Iranian politicians on Sunday continued denials that president-elect Mahmoud Ahmadi-Nejad was among the students who stormed the US embassy during the 1979 Islamic Revolution and warned the allegations against him were intended to undermine the European Union’s talks with Tehran over its nuclear programme.
Abbas Abdi, a leader of the students who held 52 embassy staff hostage for 444 days, said on Wednesday, Mr Ahmadi-Nejad had played “no role whatsoever” in the event.
“He was not there at all, neither among the core students nor anywhere else,” he told the FT.
Mr Abdi, recently released after two years’ jail for allegedly passing information to US pollsters, said he had “no idea” what lay behind the allegations.
Mr Abdi is also among Iranians who have worked for reconciliation with America, meeting Barry Rosen, one of the hostages, in Paris in July 1998.
Tehran on Wednesday marked the 17th anniversary of the US warship Vincennes shooting down an Iran Air passenger plane, killing 291 people including 66 children. Television showed footage of wreckage, including a child’s body, floating in the sea.
The Airbus had taken off from Bandar Abbas, the southern Iranian city, en route to Dubai and was in a recognised air corridor when hit by two missiles from the Vincennes, in Persian Gulf waters to protect Iraqi and other Gulf oil tankers.
Writing in Sunday’s Tehran Times, commentator Hassan Hanizadeh asked God to “eternally curse the criminal US officials”.
Iran suspects the allegations against Mr Ahmad-Nejad are designed to put pressure on the EU as it prepares proposals on Iran’s nuclear programme to be presented around the end of the month.
Akbar Hashemi Rafsanjani, the defeated presidential candidate, warned Iran’s “enemies” had “started their work as of now” against Mr Ahmadi-Nejad’s new government.
Speaking at Friday prayers in Tehran, Mr Rafsanjani called on Iran’s leaders to put aside differences from the recent election.
“There are very serious problems [facing Iran],” he said. “The country could be damaged if there is lack of coordination and awareness, and unless we avoid extreme and immature moves.”

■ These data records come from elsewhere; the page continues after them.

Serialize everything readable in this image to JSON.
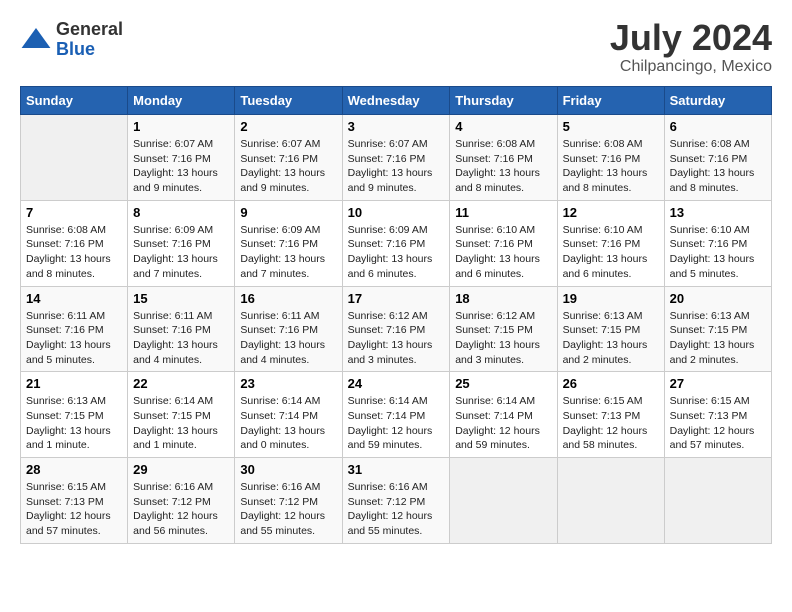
{
  "header": {
    "logo_general": "General",
    "logo_blue": "Blue",
    "month_year": "July 2024",
    "location": "Chilpancingo, Mexico"
  },
  "days_of_week": [
    "Sunday",
    "Monday",
    "Tuesday",
    "Wednesday",
    "Thursday",
    "Friday",
    "Saturday"
  ],
  "weeks": [
    [
      {
        "day": "",
        "info": ""
      },
      {
        "day": "1",
        "info": "Sunrise: 6:07 AM\nSunset: 7:16 PM\nDaylight: 13 hours\nand 9 minutes."
      },
      {
        "day": "2",
        "info": "Sunrise: 6:07 AM\nSunset: 7:16 PM\nDaylight: 13 hours\nand 9 minutes."
      },
      {
        "day": "3",
        "info": "Sunrise: 6:07 AM\nSunset: 7:16 PM\nDaylight: 13 hours\nand 9 minutes."
      },
      {
        "day": "4",
        "info": "Sunrise: 6:08 AM\nSunset: 7:16 PM\nDaylight: 13 hours\nand 8 minutes."
      },
      {
        "day": "5",
        "info": "Sunrise: 6:08 AM\nSunset: 7:16 PM\nDaylight: 13 hours\nand 8 minutes."
      },
      {
        "day": "6",
        "info": "Sunrise: 6:08 AM\nSunset: 7:16 PM\nDaylight: 13 hours\nand 8 minutes."
      }
    ],
    [
      {
        "day": "7",
        "info": "Sunrise: 6:08 AM\nSunset: 7:16 PM\nDaylight: 13 hours\nand 8 minutes."
      },
      {
        "day": "8",
        "info": "Sunrise: 6:09 AM\nSunset: 7:16 PM\nDaylight: 13 hours\nand 7 minutes."
      },
      {
        "day": "9",
        "info": "Sunrise: 6:09 AM\nSunset: 7:16 PM\nDaylight: 13 hours\nand 7 minutes."
      },
      {
        "day": "10",
        "info": "Sunrise: 6:09 AM\nSunset: 7:16 PM\nDaylight: 13 hours\nand 6 minutes."
      },
      {
        "day": "11",
        "info": "Sunrise: 6:10 AM\nSunset: 7:16 PM\nDaylight: 13 hours\nand 6 minutes."
      },
      {
        "day": "12",
        "info": "Sunrise: 6:10 AM\nSunset: 7:16 PM\nDaylight: 13 hours\nand 6 minutes."
      },
      {
        "day": "13",
        "info": "Sunrise: 6:10 AM\nSunset: 7:16 PM\nDaylight: 13 hours\nand 5 minutes."
      }
    ],
    [
      {
        "day": "14",
        "info": "Sunrise: 6:11 AM\nSunset: 7:16 PM\nDaylight: 13 hours\nand 5 minutes."
      },
      {
        "day": "15",
        "info": "Sunrise: 6:11 AM\nSunset: 7:16 PM\nDaylight: 13 hours\nand 4 minutes."
      },
      {
        "day": "16",
        "info": "Sunrise: 6:11 AM\nSunset: 7:16 PM\nDaylight: 13 hours\nand 4 minutes."
      },
      {
        "day": "17",
        "info": "Sunrise: 6:12 AM\nSunset: 7:16 PM\nDaylight: 13 hours\nand 3 minutes."
      },
      {
        "day": "18",
        "info": "Sunrise: 6:12 AM\nSunset: 7:15 PM\nDaylight: 13 hours\nand 3 minutes."
      },
      {
        "day": "19",
        "info": "Sunrise: 6:13 AM\nSunset: 7:15 PM\nDaylight: 13 hours\nand 2 minutes."
      },
      {
        "day": "20",
        "info": "Sunrise: 6:13 AM\nSunset: 7:15 PM\nDaylight: 13 hours\nand 2 minutes."
      }
    ],
    [
      {
        "day": "21",
        "info": "Sunrise: 6:13 AM\nSunset: 7:15 PM\nDaylight: 13 hours\nand 1 minute."
      },
      {
        "day": "22",
        "info": "Sunrise: 6:14 AM\nSunset: 7:15 PM\nDaylight: 13 hours\nand 1 minute."
      },
      {
        "day": "23",
        "info": "Sunrise: 6:14 AM\nSunset: 7:14 PM\nDaylight: 13 hours\nand 0 minutes."
      },
      {
        "day": "24",
        "info": "Sunrise: 6:14 AM\nSunset: 7:14 PM\nDaylight: 12 hours\nand 59 minutes."
      },
      {
        "day": "25",
        "info": "Sunrise: 6:14 AM\nSunset: 7:14 PM\nDaylight: 12 hours\nand 59 minutes."
      },
      {
        "day": "26",
        "info": "Sunrise: 6:15 AM\nSunset: 7:13 PM\nDaylight: 12 hours\nand 58 minutes."
      },
      {
        "day": "27",
        "info": "Sunrise: 6:15 AM\nSunset: 7:13 PM\nDaylight: 12 hours\nand 57 minutes."
      }
    ],
    [
      {
        "day": "28",
        "info": "Sunrise: 6:15 AM\nSunset: 7:13 PM\nDaylight: 12 hours\nand 57 minutes."
      },
      {
        "day": "29",
        "info": "Sunrise: 6:16 AM\nSunset: 7:12 PM\nDaylight: 12 hours\nand 56 minutes."
      },
      {
        "day": "30",
        "info": "Sunrise: 6:16 AM\nSunset: 7:12 PM\nDaylight: 12 hours\nand 55 minutes."
      },
      {
        "day": "31",
        "info": "Sunrise: 6:16 AM\nSunset: 7:12 PM\nDaylight: 12 hours\nand 55 minutes."
      },
      {
        "day": "",
        "info": ""
      },
      {
        "day": "",
        "info": ""
      },
      {
        "day": "",
        "info": ""
      }
    ]
  ]
}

Former hostage-takers are found across the political spectrum in Iran, including radical reformists. One, Ibrahim Asgharzadeh, was among the 1000 candidates whose exclusion from the presidential race prompted president George Bush to condemn the Iranian election.
Saeed Hajjarian, a leading reformist and former intelligence ministry official who narrowly survived an assassination five years ago, denied a report of Mr Ahmadi-Nejad’s involvement in the 1989 killing in Vienna of Abdolrahman Qassemlou, general secretary of the illegal Iranian Kurdistan Democratic Party.
The accusation came from Strategic Policy Consulting, a Washington think-tank run by Alireza Jafarzadeh, a former representative of the National Council for Resistance, a front for the Mujahedin-e Khalq, the armed Iranian opposition group previously allied to Saddam Hussein.